In the data below, which lines contain "status"? List them by copying each one.

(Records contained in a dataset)
= = = =
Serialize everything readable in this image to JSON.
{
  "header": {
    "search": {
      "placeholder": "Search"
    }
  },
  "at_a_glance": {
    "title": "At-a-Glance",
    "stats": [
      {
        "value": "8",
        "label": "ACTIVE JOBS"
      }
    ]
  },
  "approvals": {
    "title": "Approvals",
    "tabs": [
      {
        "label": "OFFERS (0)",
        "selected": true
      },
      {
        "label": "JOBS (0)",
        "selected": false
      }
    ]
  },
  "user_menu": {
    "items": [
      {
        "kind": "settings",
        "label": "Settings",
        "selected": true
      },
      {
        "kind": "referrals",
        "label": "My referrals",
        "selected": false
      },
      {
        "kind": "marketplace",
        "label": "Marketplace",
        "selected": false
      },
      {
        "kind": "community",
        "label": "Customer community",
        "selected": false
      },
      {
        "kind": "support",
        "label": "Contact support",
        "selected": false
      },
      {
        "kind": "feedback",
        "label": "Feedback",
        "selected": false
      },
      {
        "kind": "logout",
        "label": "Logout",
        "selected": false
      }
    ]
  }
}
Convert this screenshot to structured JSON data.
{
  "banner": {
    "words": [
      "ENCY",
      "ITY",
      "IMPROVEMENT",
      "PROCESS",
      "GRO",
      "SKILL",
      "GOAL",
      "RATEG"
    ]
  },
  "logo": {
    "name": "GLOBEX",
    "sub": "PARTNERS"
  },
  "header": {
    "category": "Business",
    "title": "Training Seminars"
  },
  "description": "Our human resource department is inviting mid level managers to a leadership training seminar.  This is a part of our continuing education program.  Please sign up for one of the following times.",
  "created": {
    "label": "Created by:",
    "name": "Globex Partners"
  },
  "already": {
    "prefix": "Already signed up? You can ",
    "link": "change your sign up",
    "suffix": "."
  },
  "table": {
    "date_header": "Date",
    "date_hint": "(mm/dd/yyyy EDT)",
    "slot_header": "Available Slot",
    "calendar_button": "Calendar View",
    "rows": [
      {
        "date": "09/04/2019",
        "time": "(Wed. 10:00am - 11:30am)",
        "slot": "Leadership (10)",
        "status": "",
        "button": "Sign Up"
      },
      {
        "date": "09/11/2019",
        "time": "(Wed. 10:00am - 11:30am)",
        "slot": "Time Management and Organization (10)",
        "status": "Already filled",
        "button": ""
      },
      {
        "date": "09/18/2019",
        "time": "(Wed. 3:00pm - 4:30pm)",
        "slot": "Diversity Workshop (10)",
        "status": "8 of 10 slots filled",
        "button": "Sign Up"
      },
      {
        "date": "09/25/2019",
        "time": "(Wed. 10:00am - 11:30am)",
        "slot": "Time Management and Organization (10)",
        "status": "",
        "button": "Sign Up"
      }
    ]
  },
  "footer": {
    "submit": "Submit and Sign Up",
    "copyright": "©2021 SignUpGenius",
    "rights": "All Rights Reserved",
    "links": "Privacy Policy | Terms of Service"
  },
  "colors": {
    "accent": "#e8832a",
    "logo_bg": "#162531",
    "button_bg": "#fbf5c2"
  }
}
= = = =
YOUR SOLUTION:
        "status": "",
        "status": "Already filled",
        "status": "8 of 10 slots filled",
        "status": "",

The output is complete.